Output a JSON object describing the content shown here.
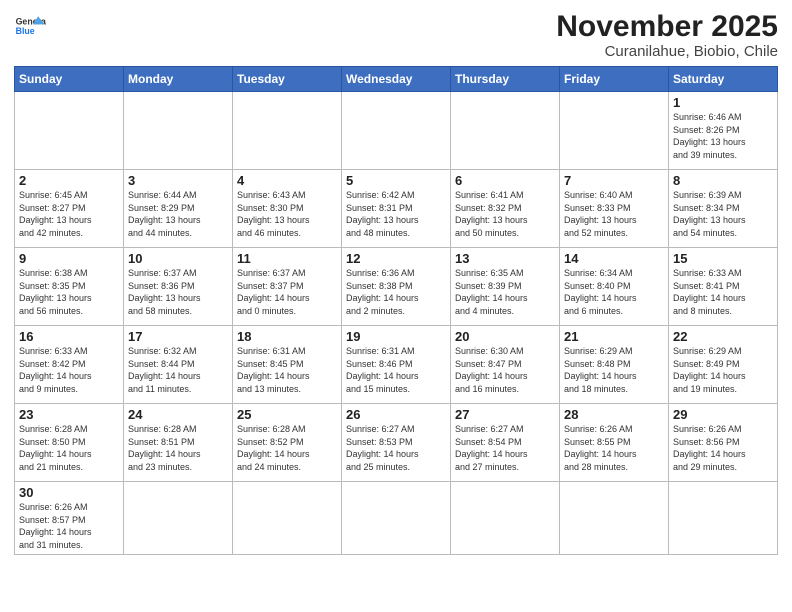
{
  "header": {
    "logo_general": "General",
    "logo_blue": "Blue",
    "month_year": "November 2025",
    "location": "Curanilahue, Biobio, Chile"
  },
  "weekdays": [
    "Sunday",
    "Monday",
    "Tuesday",
    "Wednesday",
    "Thursday",
    "Friday",
    "Saturday"
  ],
  "weeks": [
    [
      {
        "day": "",
        "info": ""
      },
      {
        "day": "",
        "info": ""
      },
      {
        "day": "",
        "info": ""
      },
      {
        "day": "",
        "info": ""
      },
      {
        "day": "",
        "info": ""
      },
      {
        "day": "",
        "info": ""
      },
      {
        "day": "1",
        "info": "Sunrise: 6:46 AM\nSunset: 8:26 PM\nDaylight: 13 hours\nand 39 minutes."
      }
    ],
    [
      {
        "day": "2",
        "info": "Sunrise: 6:45 AM\nSunset: 8:27 PM\nDaylight: 13 hours\nand 42 minutes."
      },
      {
        "day": "3",
        "info": "Sunrise: 6:44 AM\nSunset: 8:29 PM\nDaylight: 13 hours\nand 44 minutes."
      },
      {
        "day": "4",
        "info": "Sunrise: 6:43 AM\nSunset: 8:30 PM\nDaylight: 13 hours\nand 46 minutes."
      },
      {
        "day": "5",
        "info": "Sunrise: 6:42 AM\nSunset: 8:31 PM\nDaylight: 13 hours\nand 48 minutes."
      },
      {
        "day": "6",
        "info": "Sunrise: 6:41 AM\nSunset: 8:32 PM\nDaylight: 13 hours\nand 50 minutes."
      },
      {
        "day": "7",
        "info": "Sunrise: 6:40 AM\nSunset: 8:33 PM\nDaylight: 13 hours\nand 52 minutes."
      },
      {
        "day": "8",
        "info": "Sunrise: 6:39 AM\nSunset: 8:34 PM\nDaylight: 13 hours\nand 54 minutes."
      }
    ],
    [
      {
        "day": "9",
        "info": "Sunrise: 6:38 AM\nSunset: 8:35 PM\nDaylight: 13 hours\nand 56 minutes."
      },
      {
        "day": "10",
        "info": "Sunrise: 6:37 AM\nSunset: 8:36 PM\nDaylight: 13 hours\nand 58 minutes."
      },
      {
        "day": "11",
        "info": "Sunrise: 6:37 AM\nSunset: 8:37 PM\nDaylight: 14 hours\nand 0 minutes."
      },
      {
        "day": "12",
        "info": "Sunrise: 6:36 AM\nSunset: 8:38 PM\nDaylight: 14 hours\nand 2 minutes."
      },
      {
        "day": "13",
        "info": "Sunrise: 6:35 AM\nSunset: 8:39 PM\nDaylight: 14 hours\nand 4 minutes."
      },
      {
        "day": "14",
        "info": "Sunrise: 6:34 AM\nSunset: 8:40 PM\nDaylight: 14 hours\nand 6 minutes."
      },
      {
        "day": "15",
        "info": "Sunrise: 6:33 AM\nSunset: 8:41 PM\nDaylight: 14 hours\nand 8 minutes."
      }
    ],
    [
      {
        "day": "16",
        "info": "Sunrise: 6:33 AM\nSunset: 8:42 PM\nDaylight: 14 hours\nand 9 minutes."
      },
      {
        "day": "17",
        "info": "Sunrise: 6:32 AM\nSunset: 8:44 PM\nDaylight: 14 hours\nand 11 minutes."
      },
      {
        "day": "18",
        "info": "Sunrise: 6:31 AM\nSunset: 8:45 PM\nDaylight: 14 hours\nand 13 minutes."
      },
      {
        "day": "19",
        "info": "Sunrise: 6:31 AM\nSunset: 8:46 PM\nDaylight: 14 hours\nand 15 minutes."
      },
      {
        "day": "20",
        "info": "Sunrise: 6:30 AM\nSunset: 8:47 PM\nDaylight: 14 hours\nand 16 minutes."
      },
      {
        "day": "21",
        "info": "Sunrise: 6:29 AM\nSunset: 8:48 PM\nDaylight: 14 hours\nand 18 minutes."
      },
      {
        "day": "22",
        "info": "Sunrise: 6:29 AM\nSunset: 8:49 PM\nDaylight: 14 hours\nand 19 minutes."
      }
    ],
    [
      {
        "day": "23",
        "info": "Sunrise: 6:28 AM\nSunset: 8:50 PM\nDaylight: 14 hours\nand 21 minutes."
      },
      {
        "day": "24",
        "info": "Sunrise: 6:28 AM\nSunset: 8:51 PM\nDaylight: 14 hours\nand 23 minutes."
      },
      {
        "day": "25",
        "info": "Sunrise: 6:28 AM\nSunset: 8:52 PM\nDaylight: 14 hours\nand 24 minutes."
      },
      {
        "day": "26",
        "info": "Sunrise: 6:27 AM\nSunset: 8:53 PM\nDaylight: 14 hours\nand 25 minutes."
      },
      {
        "day": "27",
        "info": "Sunrise: 6:27 AM\nSunset: 8:54 PM\nDaylight: 14 hours\nand 27 minutes."
      },
      {
        "day": "28",
        "info": "Sunrise: 6:26 AM\nSunset: 8:55 PM\nDaylight: 14 hours\nand 28 minutes."
      },
      {
        "day": "29",
        "info": "Sunrise: 6:26 AM\nSunset: 8:56 PM\nDaylight: 14 hours\nand 29 minutes."
      }
    ],
    [
      {
        "day": "30",
        "info": "Sunrise: 6:26 AM\nSunset: 8:57 PM\nDaylight: 14 hours\nand 31 minutes."
      },
      {
        "day": "",
        "info": ""
      },
      {
        "day": "",
        "info": ""
      },
      {
        "day": "",
        "info": ""
      },
      {
        "day": "",
        "info": ""
      },
      {
        "day": "",
        "info": ""
      },
      {
        "day": "",
        "info": ""
      }
    ]
  ]
}
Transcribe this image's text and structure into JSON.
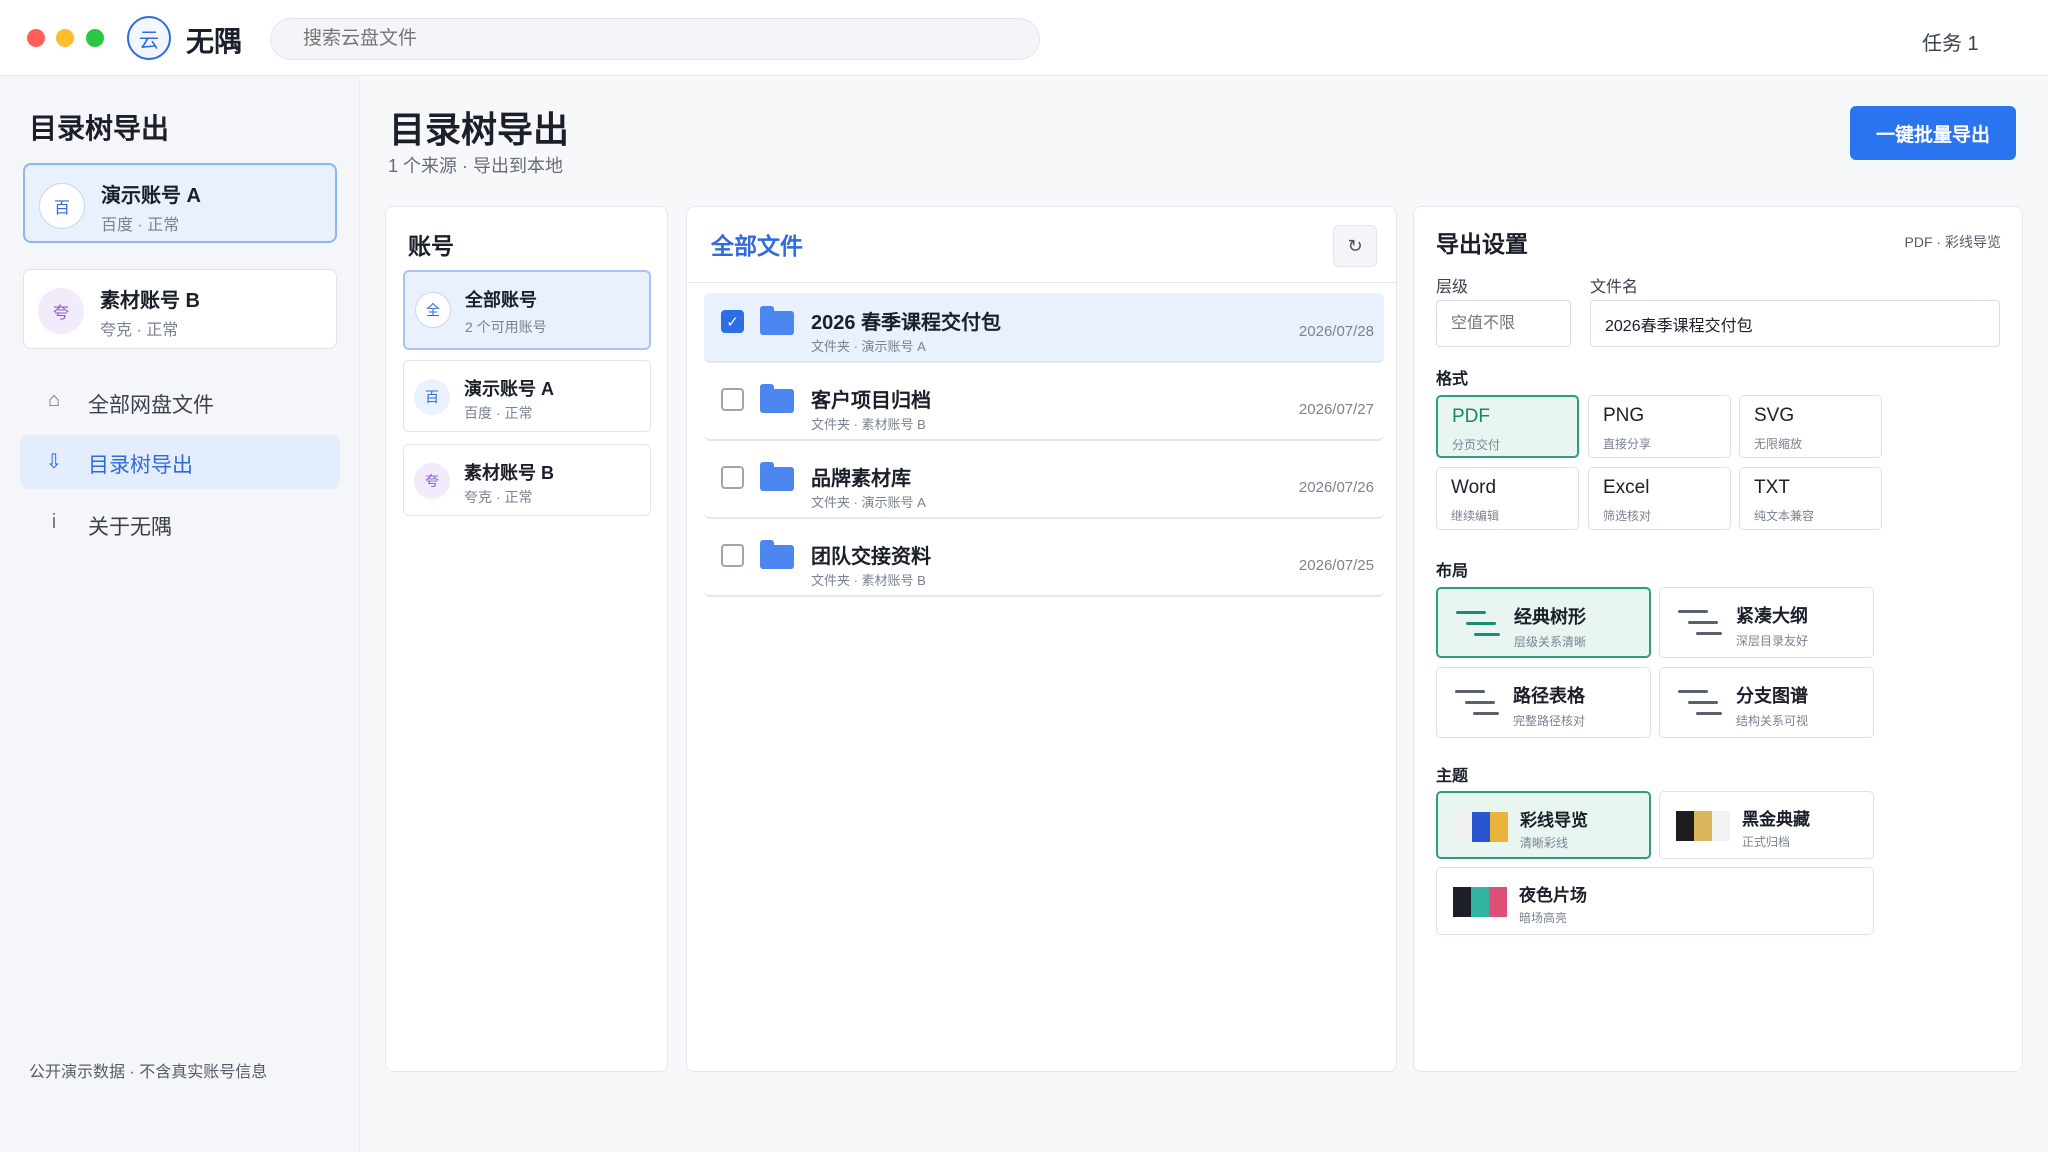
{
  "app": {
    "logo_glyph": "云",
    "name": "无隅",
    "search_placeholder": "搜索云盘文件",
    "tasks": "任务 1"
  },
  "sidebar": {
    "title": "目录树导出",
    "accounts": [
      {
        "avatar": "百",
        "name": "演示账号 A",
        "status": "百度 · 正常",
        "active": true
      },
      {
        "avatar": "夸",
        "name": "素材账号 B",
        "status": "夸克 · 正常",
        "active": false
      }
    ],
    "nav": [
      {
        "icon": "⌂",
        "icon_name": "home-icon",
        "label": "全部网盘文件"
      },
      {
        "icon": "⇩",
        "icon_name": "download-icon",
        "label": "目录树导出",
        "active": true
      },
      {
        "icon": "i",
        "icon_name": "info-icon",
        "label": "关于无隅"
      }
    ],
    "footer": "公开演示数据 · 不含真实账号信息"
  },
  "header": {
    "title": "目录树导出",
    "subtitle": "1 个来源 · 导出到本地",
    "export_button": "一键批量导出"
  },
  "accounts_panel": {
    "title": "账号",
    "items": [
      {
        "avatar": "全",
        "name": "全部账号",
        "status": "2 个可用账号",
        "active": true
      },
      {
        "avatar": "百",
        "name": "演示账号 A",
        "status": "百度 · 正常"
      },
      {
        "avatar": "夸",
        "name": "素材账号 B",
        "status": "夸克 · 正常"
      }
    ]
  },
  "files_panel": {
    "title": "全部文件",
    "refresh_glyph": "↻",
    "files": [
      {
        "name": "2026 春季课程交付包",
        "meta": "文件夹 · 演示账号 A",
        "date": "2026/07/28",
        "checked": true
      },
      {
        "name": "客户项目归档",
        "meta": "文件夹 · 素材账号 B",
        "date": "2026/07/27",
        "checked": false
      },
      {
        "name": "品牌素材库",
        "meta": "文件夹 · 演示账号 A",
        "date": "2026/07/26",
        "checked": false
      },
      {
        "name": "团队交接资料",
        "meta": "文件夹 · 素材账号 B",
        "date": "2026/07/25",
        "checked": false
      }
    ]
  },
  "export_panel": {
    "title": "导出设置",
    "summary": "PDF · 彩线导览",
    "level_label": "层级",
    "level_placeholder": "空值不限",
    "filename_label": "文件名",
    "filename_value": "2026春季课程交付包",
    "format_label": "格式",
    "formats": [
      {
        "name": "PDF",
        "desc": "分页交付",
        "active": true
      },
      {
        "name": "PNG",
        "desc": "直接分享"
      },
      {
        "name": "SVG",
        "desc": "无限缩放"
      },
      {
        "name": "Word",
        "desc": "继续编辑"
      },
      {
        "name": "Excel",
        "desc": "筛选核对"
      },
      {
        "name": "TXT",
        "desc": "纯文本兼容"
      }
    ],
    "layout_label": "布局",
    "layouts": [
      {
        "name": "经典树形",
        "desc": "层级关系清晰",
        "active": true
      },
      {
        "name": "紧凑大纲",
        "desc": "深层目录友好"
      },
      {
        "name": "路径表格",
        "desc": "完整路径核对"
      },
      {
        "name": "分支图谱",
        "desc": "结构关系可视"
      }
    ],
    "theme_label": "主题",
    "themes": [
      {
        "name": "彩线导览",
        "desc": "清晰彩线",
        "colors": [
          "#f1f1f1",
          "#2a55d0",
          "#e9b43a"
        ],
        "active": true
      },
      {
        "name": "黑金典藏",
        "desc": "正式归档",
        "colors": [
          "#1d1d1d",
          "#d9b65c",
          "#f2f2f2"
        ]
      },
      {
        "name": "夜色片场",
        "desc": "暗场高亮",
        "colors": [
          "#1c1f26",
          "#32b4a2",
          "#de4f76"
        ]
      }
    ]
  },
  "colors": {
    "accent": "#2b74f0",
    "selected_green": "#2f9b84",
    "folder": "#4c86f0"
  }
}
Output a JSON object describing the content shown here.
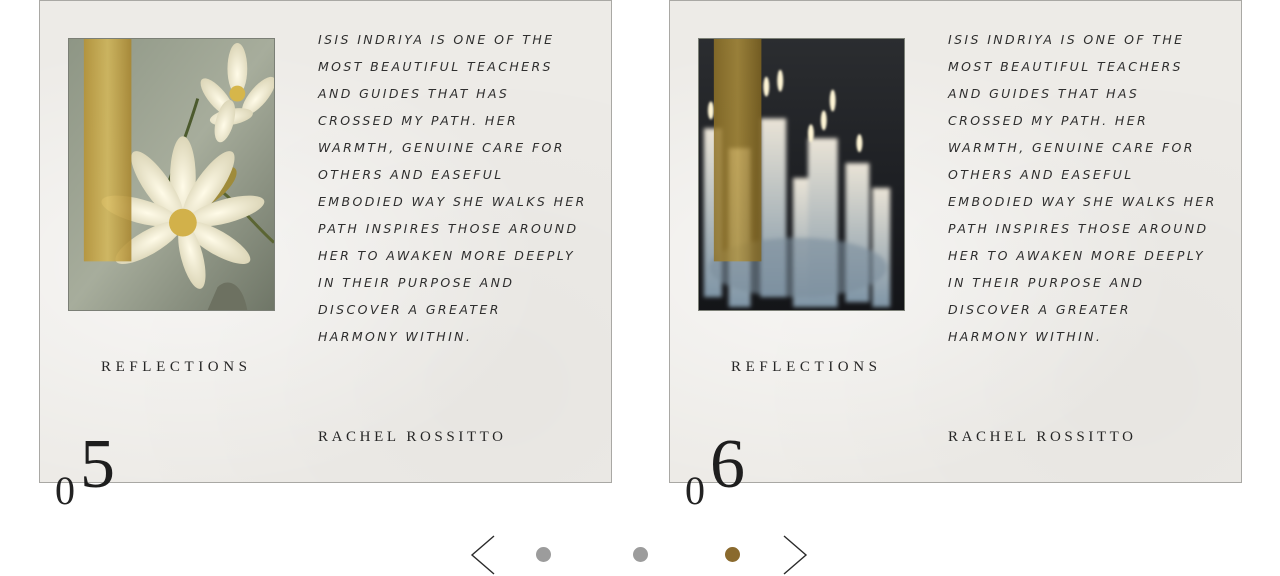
{
  "cards": [
    {
      "image": "white water lily flower with gold bar overlay",
      "quote": "ISIS INDRIYA IS ONE OF THE\nMOST BEAUTIFUL TEACHERS\nAND GUIDES THAT HAS\nCROSSED MY PATH. HER\nWARMTH, GENUINE CARE FOR\nOTHERS AND EASEFUL\nEMBODIED WAY SHE WALKS HER\nPATH INSPIRES THOSE AROUND\nHER TO AWAKEN MORE DEEPLY\nIN THEIR PURPOSE AND\nDISCOVER A GREATER\nHARMONY WITHIN.",
      "category": "REFLECTIONS",
      "author": "RACHEL ROSSITTO",
      "number_prefix": "0",
      "number": "5"
    },
    {
      "image": "blurred lit candles with gold bar overlay",
      "quote": "ISIS INDRIYA IS ONE OF THE\nMOST BEAUTIFUL TEACHERS\nAND GUIDES THAT HAS\nCROSSED MY PATH. HER\nWARMTH, GENUINE CARE FOR\nOTHERS AND EASEFUL\nEMBODIED WAY SHE WALKS HER\nPATH INSPIRES THOSE AROUND\nHER TO AWAKEN MORE DEEPLY\nIN THEIR PURPOSE AND\nDISCOVER A GREATER\nHARMONY WITHIN.",
      "category": "REFLECTIONS",
      "author": "RACHEL ROSSITTO",
      "number_prefix": "0",
      "number": "6"
    }
  ],
  "carousel": {
    "prev_icon": "chevron-left-icon",
    "next_icon": "chevron-right-icon",
    "dot_count": 3,
    "active_dot": 3
  },
  "colors": {
    "card_background": "#edebe7",
    "dot_inactive": "#9c9c9c",
    "dot_active": "#8a6a2e",
    "gold_bar": "#c9a63c"
  }
}
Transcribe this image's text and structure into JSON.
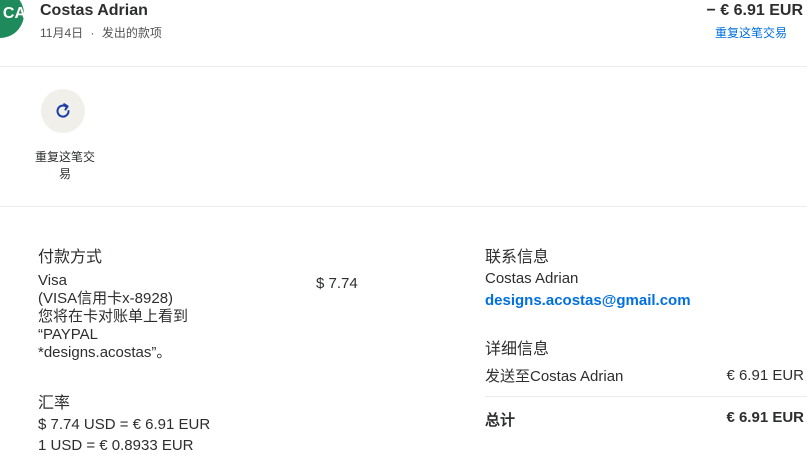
{
  "header": {
    "avatar_initials": "CA",
    "name": "Costas Adrian",
    "date": "11月4日",
    "separator": "·",
    "type": "发出的款项",
    "amount": "− € 6.91 EUR",
    "repeat_link": "重复这笔交易"
  },
  "actions": [
    {
      "label": "重复这笔交易",
      "icon": "refresh-icon"
    }
  ],
  "payment_method": {
    "title": "付款方式",
    "card_name": "Visa",
    "card_detail": "(VISA信用卡x-8928)",
    "statement_note_1": "您将在卡对账单上看到",
    "statement_note_2": "“PAYPAL",
    "statement_note_3": "*designs.acostas”。",
    "amount": "$ 7.74"
  },
  "exchange_rate": {
    "title": "汇率",
    "line1": "$ 7.74 USD = € 6.91 EUR",
    "line2": "1 USD = € 0.8933 EUR"
  },
  "contact": {
    "title": "联系信息",
    "name": "Costas Adrian",
    "email": "designs.acostas@gmail.com"
  },
  "details": {
    "title": "详细信息",
    "sent_to_label": "发送至Costas Adrian",
    "sent_to_amount": "€ 6.91 EUR",
    "total_label": "总计",
    "total_amount": "€ 6.91 EUR"
  },
  "colors": {
    "avatar_bg": "#1f8a5b",
    "link": "#0070e0",
    "action_bg": "#f1efea",
    "icon": "#1a3fa8"
  }
}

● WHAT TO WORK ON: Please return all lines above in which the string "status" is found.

● TASK OUTPUT:
        "status": "百度 · 正常",
        "status": "夸克 · 正常",
        "status": "2 个可用账号",
        "status": "百度 · 正常"
        "status": "夸克 · 正常"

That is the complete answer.